*** Opening of MATERIAL SHOWN ***
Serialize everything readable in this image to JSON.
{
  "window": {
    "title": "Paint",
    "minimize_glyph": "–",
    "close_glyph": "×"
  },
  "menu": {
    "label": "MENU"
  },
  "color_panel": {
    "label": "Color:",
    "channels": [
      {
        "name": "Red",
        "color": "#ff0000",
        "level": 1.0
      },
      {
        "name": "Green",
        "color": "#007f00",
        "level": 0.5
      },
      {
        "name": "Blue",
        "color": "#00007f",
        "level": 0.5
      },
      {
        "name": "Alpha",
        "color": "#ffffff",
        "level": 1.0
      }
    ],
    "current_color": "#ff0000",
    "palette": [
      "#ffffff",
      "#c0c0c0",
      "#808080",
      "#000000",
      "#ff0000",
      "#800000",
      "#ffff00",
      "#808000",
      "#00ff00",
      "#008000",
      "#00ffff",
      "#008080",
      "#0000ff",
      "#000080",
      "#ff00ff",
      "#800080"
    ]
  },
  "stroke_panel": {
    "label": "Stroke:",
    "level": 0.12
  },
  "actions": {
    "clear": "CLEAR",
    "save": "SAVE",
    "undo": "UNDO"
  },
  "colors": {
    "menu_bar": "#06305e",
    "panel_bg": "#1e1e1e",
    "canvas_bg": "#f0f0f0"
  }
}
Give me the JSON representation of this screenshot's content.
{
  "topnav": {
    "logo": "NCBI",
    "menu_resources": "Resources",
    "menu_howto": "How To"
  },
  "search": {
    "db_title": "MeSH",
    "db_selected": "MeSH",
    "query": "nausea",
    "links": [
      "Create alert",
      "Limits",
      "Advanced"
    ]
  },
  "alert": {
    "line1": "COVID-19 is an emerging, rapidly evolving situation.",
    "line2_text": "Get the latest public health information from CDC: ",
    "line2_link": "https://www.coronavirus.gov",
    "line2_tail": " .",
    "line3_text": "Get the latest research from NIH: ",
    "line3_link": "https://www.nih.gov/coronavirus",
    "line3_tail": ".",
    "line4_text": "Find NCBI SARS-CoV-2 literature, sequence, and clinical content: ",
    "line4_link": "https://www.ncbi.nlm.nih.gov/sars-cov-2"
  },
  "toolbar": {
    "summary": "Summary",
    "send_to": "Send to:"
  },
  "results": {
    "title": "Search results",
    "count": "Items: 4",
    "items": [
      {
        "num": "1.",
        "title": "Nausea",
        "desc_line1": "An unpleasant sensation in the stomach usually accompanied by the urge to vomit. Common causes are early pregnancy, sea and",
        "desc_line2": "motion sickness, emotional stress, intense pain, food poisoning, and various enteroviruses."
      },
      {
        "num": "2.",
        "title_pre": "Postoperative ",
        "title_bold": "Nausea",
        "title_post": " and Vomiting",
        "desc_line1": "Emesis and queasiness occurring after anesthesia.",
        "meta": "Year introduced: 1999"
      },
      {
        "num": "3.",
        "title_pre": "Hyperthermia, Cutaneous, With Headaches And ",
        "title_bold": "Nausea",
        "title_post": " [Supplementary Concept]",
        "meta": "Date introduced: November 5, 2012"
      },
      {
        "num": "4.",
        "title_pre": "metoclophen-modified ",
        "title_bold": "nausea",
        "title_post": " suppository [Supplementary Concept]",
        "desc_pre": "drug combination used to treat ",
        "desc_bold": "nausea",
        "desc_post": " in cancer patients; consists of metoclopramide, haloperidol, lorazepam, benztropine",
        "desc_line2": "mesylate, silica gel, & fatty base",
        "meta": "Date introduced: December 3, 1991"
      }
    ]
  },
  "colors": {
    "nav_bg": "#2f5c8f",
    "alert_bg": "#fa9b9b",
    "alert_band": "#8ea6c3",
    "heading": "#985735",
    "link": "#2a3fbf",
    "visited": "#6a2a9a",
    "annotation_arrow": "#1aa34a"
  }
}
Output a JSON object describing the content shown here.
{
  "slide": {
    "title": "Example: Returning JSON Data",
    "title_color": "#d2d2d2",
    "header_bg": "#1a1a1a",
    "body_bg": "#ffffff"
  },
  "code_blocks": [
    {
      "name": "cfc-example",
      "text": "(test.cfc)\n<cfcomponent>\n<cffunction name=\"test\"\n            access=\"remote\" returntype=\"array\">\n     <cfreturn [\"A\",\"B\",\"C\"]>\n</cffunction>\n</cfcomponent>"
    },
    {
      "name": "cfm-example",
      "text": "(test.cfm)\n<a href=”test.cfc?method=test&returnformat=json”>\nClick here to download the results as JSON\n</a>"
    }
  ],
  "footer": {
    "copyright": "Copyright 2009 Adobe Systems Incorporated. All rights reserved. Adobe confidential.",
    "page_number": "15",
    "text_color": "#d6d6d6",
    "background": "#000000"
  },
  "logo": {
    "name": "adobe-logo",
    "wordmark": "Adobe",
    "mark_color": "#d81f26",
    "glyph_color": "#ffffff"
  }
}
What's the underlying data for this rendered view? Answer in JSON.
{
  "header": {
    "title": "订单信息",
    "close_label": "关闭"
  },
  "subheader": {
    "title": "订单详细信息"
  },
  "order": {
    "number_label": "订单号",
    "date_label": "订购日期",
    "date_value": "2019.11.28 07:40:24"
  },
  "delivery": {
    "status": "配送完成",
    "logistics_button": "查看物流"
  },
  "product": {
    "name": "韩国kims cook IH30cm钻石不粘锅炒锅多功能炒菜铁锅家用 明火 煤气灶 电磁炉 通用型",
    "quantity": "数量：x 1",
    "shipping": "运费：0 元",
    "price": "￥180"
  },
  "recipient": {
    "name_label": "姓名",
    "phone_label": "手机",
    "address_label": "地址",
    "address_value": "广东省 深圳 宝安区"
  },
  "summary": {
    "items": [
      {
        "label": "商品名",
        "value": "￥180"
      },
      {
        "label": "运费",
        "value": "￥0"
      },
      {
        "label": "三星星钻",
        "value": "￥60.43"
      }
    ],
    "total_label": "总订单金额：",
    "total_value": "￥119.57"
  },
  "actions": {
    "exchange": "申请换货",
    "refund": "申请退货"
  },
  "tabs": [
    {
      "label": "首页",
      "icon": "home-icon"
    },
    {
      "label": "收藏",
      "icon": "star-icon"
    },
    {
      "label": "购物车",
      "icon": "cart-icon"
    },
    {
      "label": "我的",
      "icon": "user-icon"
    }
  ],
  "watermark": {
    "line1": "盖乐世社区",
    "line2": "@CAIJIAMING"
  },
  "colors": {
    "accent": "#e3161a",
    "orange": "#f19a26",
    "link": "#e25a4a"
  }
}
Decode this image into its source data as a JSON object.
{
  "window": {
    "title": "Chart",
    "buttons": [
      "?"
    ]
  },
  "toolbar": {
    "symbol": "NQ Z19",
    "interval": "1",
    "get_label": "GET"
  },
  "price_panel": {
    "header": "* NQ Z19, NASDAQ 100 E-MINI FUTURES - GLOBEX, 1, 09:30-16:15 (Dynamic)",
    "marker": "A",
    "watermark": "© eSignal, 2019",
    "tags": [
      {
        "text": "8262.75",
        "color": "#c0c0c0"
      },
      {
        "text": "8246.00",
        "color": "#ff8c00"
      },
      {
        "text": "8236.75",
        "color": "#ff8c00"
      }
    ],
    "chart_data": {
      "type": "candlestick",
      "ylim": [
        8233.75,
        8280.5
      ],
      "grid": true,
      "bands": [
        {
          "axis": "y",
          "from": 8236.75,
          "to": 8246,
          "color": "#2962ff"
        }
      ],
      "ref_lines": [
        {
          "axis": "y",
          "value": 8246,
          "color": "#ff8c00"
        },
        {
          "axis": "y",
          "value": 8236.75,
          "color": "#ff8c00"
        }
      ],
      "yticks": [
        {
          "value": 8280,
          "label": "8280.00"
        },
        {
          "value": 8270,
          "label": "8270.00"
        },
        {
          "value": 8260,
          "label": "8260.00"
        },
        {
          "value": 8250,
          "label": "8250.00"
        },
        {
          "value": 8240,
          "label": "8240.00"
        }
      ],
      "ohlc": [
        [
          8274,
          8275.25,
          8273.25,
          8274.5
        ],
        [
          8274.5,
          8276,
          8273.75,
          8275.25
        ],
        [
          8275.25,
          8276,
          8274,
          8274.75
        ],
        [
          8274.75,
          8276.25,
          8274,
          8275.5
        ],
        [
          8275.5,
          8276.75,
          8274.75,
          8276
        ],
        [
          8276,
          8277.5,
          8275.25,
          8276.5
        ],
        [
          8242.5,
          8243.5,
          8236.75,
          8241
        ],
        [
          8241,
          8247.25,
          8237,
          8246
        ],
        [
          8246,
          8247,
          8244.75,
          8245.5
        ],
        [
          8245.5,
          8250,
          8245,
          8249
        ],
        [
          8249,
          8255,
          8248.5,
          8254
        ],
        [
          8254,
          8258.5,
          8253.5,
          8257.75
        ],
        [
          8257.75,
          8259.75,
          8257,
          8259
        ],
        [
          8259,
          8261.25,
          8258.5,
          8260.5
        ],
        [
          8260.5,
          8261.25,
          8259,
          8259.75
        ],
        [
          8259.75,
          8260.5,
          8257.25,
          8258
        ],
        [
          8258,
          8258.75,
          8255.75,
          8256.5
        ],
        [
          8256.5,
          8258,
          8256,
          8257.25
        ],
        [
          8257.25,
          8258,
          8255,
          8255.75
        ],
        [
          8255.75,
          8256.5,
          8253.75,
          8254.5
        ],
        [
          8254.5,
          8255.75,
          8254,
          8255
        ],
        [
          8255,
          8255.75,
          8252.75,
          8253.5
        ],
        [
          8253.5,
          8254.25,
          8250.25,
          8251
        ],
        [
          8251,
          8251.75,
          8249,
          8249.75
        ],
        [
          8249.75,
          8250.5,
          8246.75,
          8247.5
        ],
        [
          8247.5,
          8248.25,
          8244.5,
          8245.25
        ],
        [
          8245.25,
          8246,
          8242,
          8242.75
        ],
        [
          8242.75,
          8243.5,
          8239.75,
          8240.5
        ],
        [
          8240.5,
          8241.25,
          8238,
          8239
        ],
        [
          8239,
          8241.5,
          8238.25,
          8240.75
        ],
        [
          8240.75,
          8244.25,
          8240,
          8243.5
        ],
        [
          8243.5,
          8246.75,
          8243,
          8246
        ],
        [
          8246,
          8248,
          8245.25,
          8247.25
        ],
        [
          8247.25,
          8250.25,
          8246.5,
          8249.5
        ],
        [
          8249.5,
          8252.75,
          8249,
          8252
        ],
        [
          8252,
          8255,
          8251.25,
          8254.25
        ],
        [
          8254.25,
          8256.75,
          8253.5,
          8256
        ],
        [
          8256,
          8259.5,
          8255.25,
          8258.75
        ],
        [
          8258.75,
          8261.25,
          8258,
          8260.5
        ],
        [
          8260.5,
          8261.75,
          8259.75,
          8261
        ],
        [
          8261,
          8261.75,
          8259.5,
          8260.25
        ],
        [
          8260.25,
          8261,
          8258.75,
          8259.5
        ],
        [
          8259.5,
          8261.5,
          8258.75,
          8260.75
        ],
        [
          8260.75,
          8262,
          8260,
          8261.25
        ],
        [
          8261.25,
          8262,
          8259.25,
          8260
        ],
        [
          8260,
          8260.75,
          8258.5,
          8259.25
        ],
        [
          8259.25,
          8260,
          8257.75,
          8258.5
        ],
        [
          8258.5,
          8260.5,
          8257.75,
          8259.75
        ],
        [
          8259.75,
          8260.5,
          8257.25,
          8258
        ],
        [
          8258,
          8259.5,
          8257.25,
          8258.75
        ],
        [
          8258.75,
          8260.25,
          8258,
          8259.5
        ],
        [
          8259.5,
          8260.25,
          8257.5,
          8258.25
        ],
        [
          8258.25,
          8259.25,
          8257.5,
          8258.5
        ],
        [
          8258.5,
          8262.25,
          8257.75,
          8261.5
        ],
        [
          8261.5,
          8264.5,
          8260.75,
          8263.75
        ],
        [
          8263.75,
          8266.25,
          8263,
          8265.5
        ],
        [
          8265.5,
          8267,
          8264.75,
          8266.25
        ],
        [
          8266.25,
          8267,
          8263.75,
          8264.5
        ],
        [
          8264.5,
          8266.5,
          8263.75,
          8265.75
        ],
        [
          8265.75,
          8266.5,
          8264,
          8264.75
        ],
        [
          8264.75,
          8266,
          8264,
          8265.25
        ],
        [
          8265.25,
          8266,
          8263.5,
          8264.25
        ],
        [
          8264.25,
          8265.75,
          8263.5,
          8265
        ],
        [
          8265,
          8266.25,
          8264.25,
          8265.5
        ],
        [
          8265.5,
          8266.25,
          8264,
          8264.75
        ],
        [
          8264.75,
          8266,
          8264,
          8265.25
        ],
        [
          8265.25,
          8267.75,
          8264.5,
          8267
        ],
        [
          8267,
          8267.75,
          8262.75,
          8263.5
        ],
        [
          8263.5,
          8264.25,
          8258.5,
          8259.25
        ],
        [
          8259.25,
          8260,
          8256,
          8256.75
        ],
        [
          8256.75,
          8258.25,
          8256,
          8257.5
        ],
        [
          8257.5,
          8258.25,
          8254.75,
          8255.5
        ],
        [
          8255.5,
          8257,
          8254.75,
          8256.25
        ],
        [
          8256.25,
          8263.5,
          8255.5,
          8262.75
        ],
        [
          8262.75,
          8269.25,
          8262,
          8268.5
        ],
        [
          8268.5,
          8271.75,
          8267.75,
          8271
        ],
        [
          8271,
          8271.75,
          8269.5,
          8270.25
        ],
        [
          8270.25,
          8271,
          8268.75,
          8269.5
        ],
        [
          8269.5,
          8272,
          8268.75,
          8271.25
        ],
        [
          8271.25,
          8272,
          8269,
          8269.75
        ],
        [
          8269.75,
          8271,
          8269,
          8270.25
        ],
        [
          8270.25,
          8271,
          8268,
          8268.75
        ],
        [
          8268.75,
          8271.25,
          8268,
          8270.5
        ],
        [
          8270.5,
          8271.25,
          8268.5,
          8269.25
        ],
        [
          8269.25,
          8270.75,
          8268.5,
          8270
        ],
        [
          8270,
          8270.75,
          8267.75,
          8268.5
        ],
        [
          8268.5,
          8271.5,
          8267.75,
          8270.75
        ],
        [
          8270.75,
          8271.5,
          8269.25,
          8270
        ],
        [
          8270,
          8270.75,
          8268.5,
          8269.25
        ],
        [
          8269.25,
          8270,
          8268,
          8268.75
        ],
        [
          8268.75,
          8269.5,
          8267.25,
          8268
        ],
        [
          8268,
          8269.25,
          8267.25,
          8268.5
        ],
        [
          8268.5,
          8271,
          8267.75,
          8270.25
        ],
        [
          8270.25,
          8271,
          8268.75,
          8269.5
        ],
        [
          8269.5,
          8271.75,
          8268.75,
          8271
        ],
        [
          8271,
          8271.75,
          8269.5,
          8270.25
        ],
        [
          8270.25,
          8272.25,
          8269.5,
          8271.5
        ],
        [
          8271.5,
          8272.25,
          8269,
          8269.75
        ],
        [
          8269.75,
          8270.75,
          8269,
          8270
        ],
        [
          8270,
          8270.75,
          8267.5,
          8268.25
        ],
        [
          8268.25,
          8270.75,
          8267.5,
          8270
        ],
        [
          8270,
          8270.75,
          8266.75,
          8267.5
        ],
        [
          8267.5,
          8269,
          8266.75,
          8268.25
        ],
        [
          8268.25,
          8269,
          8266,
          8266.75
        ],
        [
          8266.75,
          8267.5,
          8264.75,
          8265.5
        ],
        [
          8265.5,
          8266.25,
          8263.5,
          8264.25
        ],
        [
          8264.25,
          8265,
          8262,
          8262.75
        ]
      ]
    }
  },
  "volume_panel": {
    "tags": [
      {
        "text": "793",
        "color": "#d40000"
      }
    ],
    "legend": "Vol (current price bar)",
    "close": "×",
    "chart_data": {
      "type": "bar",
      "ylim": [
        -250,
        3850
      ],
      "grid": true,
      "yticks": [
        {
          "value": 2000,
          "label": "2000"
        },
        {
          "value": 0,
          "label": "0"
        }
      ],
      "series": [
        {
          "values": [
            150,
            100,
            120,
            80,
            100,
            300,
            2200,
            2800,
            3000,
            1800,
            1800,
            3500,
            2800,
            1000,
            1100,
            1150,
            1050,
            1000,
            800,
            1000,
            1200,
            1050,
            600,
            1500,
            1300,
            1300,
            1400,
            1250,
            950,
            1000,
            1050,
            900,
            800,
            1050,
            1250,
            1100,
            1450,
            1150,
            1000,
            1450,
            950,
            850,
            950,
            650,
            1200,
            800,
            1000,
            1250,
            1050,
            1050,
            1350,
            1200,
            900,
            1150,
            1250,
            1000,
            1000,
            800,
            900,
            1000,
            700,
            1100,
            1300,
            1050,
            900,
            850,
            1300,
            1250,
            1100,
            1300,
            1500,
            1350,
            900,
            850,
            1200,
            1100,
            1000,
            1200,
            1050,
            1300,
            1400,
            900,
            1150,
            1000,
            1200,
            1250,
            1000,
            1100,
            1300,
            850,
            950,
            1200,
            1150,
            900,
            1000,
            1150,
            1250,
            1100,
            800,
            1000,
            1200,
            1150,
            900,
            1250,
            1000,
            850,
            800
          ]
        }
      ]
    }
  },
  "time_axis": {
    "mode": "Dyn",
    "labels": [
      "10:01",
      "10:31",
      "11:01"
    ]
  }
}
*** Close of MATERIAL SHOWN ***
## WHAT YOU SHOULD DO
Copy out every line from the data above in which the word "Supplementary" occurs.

## FINISHED TASK
        "title_post": " [Supplementary Concept]",
        "title_post": " suppository [Supplementary Concept]",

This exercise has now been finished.